Items from a data source:
★ ★ ★

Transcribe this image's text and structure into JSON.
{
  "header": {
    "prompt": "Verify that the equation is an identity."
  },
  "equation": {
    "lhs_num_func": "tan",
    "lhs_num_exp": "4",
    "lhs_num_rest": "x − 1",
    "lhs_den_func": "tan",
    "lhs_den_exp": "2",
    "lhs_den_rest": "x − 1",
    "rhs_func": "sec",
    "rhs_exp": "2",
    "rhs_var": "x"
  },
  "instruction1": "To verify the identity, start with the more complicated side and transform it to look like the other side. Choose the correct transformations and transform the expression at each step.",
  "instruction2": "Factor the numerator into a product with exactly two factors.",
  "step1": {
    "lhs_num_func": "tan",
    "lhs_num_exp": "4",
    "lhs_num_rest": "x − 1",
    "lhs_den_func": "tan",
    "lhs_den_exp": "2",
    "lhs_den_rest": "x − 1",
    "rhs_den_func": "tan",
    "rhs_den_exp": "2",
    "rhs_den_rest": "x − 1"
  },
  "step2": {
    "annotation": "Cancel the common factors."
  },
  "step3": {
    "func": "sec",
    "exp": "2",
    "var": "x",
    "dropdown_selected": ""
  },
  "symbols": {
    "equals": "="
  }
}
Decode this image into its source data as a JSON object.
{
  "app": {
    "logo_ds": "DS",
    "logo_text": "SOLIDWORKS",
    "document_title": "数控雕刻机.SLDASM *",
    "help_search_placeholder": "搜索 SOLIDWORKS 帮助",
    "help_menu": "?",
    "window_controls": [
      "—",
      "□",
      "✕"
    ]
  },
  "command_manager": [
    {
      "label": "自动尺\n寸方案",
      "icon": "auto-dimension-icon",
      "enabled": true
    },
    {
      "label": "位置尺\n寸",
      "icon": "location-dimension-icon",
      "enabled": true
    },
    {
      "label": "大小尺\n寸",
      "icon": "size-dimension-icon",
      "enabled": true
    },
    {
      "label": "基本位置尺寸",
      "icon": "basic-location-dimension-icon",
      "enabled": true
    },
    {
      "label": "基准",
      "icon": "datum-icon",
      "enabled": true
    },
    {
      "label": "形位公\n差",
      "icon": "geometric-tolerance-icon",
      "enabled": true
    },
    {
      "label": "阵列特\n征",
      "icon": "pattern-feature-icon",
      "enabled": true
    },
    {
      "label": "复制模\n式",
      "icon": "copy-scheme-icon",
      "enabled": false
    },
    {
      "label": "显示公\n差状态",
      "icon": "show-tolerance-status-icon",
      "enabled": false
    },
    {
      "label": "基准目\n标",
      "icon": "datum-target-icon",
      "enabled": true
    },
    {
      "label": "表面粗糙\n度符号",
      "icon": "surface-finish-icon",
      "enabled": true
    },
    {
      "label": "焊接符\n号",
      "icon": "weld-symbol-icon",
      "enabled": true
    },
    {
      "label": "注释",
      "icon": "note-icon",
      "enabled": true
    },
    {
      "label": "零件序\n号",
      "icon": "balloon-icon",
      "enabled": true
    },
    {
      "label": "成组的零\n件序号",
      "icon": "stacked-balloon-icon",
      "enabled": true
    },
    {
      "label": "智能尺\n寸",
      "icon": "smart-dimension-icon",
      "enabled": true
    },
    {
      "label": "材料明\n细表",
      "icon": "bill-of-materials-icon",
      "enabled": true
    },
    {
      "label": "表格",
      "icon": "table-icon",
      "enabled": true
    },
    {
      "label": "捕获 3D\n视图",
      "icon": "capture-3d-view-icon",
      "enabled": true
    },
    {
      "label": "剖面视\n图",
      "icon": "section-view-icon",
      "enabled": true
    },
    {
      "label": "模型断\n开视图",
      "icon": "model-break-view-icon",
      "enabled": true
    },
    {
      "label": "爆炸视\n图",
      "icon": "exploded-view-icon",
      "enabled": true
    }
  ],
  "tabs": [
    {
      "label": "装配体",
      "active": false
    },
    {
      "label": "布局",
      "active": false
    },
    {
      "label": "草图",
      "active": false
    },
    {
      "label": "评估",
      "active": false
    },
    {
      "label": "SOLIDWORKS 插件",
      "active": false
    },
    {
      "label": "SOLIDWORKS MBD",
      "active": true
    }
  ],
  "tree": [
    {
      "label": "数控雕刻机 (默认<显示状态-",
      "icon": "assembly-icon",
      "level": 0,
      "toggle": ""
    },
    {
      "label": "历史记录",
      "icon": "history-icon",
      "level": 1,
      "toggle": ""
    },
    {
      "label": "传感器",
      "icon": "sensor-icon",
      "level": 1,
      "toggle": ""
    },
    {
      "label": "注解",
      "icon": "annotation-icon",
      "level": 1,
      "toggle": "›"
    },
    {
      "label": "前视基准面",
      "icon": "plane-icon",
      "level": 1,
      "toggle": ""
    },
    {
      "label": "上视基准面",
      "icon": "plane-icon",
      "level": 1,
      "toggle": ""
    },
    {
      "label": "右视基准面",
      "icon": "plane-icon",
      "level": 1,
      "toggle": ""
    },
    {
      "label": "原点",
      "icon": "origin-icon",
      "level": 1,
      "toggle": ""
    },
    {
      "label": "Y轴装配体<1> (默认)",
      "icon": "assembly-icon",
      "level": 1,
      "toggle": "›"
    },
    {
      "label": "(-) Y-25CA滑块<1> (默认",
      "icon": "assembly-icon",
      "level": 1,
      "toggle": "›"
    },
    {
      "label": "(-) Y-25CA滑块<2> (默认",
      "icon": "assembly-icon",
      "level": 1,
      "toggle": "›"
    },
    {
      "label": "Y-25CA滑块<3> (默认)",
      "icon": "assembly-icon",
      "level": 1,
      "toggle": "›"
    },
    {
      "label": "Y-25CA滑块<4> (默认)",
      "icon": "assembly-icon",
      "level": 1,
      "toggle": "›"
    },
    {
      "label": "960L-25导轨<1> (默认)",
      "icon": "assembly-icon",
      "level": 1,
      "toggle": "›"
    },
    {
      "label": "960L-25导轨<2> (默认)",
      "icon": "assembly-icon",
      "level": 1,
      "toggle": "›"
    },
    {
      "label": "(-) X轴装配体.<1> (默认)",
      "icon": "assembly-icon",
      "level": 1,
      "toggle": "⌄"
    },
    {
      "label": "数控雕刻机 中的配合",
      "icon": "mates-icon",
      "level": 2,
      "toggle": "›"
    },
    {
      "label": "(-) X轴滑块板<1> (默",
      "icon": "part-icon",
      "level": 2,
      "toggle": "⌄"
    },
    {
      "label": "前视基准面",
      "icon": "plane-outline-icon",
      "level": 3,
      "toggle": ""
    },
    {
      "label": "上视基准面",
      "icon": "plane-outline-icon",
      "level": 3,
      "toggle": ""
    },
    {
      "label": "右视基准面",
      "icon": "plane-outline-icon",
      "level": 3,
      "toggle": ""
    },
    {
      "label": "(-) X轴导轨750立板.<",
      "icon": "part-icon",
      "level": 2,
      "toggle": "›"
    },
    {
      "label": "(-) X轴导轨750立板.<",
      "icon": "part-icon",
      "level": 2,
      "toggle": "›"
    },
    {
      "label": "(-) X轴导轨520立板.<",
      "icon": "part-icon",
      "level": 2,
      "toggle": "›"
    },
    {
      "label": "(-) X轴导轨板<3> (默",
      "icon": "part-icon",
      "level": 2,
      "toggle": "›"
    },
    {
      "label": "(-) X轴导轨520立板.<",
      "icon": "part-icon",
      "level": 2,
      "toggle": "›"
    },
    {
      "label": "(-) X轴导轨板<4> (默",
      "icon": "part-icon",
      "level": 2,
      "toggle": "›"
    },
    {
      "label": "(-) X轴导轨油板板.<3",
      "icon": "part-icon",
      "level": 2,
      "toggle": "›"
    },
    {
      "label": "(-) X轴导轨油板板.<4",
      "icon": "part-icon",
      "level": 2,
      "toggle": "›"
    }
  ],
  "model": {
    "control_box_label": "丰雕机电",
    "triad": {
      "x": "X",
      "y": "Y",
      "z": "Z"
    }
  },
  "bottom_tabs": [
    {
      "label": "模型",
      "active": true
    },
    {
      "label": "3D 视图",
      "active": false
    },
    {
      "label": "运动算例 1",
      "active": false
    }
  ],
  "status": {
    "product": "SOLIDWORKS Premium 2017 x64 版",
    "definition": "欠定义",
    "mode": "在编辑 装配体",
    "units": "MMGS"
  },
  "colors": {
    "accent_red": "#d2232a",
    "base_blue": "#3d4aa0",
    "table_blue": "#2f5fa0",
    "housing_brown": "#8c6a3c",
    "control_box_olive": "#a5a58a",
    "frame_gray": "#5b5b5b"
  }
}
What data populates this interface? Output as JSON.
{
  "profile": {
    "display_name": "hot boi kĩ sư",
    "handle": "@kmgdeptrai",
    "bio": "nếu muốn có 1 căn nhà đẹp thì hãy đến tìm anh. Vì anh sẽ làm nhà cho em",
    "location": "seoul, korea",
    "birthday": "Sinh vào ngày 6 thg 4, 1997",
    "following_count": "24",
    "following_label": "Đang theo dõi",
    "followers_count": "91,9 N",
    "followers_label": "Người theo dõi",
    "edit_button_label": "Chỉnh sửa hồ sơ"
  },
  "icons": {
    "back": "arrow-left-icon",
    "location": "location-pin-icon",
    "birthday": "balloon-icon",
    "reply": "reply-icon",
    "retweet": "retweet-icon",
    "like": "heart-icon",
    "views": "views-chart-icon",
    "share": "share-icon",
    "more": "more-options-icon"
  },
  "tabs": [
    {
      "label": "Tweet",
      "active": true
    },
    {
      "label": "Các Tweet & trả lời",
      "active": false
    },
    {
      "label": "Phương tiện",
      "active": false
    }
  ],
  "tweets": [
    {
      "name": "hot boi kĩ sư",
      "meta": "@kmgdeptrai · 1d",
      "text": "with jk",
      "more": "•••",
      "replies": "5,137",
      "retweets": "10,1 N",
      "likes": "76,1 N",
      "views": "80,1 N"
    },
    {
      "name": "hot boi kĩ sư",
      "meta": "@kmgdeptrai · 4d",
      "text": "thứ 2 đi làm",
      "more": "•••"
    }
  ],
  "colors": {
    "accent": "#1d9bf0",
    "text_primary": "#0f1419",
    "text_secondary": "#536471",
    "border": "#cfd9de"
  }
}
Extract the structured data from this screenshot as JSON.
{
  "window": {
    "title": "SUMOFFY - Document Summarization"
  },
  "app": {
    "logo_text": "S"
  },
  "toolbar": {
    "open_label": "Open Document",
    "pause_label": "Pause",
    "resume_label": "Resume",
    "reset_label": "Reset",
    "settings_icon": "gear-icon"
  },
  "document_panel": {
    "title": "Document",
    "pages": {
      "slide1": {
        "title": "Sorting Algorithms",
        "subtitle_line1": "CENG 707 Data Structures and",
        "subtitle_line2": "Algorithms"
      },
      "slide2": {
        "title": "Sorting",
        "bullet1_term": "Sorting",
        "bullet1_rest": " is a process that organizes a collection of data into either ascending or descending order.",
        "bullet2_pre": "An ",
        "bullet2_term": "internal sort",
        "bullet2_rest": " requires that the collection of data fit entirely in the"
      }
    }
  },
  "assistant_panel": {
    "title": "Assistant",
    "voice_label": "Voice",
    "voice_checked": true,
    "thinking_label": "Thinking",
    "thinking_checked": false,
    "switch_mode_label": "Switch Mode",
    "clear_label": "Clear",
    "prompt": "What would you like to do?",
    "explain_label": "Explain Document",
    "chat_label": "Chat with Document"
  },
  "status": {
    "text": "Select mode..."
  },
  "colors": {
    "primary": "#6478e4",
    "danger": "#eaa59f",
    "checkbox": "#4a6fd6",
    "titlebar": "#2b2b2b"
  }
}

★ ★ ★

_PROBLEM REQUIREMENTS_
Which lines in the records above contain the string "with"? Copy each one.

_ANSWER SPACE_
  "instruction1": "To verify the identity, start with the more complicated side and transform it to look like the other side. Choose the correct transformations and transform the expression at each step.",
  "instruction2": "Factor the numerator into a product with exactly two factors.",
      "text": "with jk",
    "chat_label": "Chat with Document"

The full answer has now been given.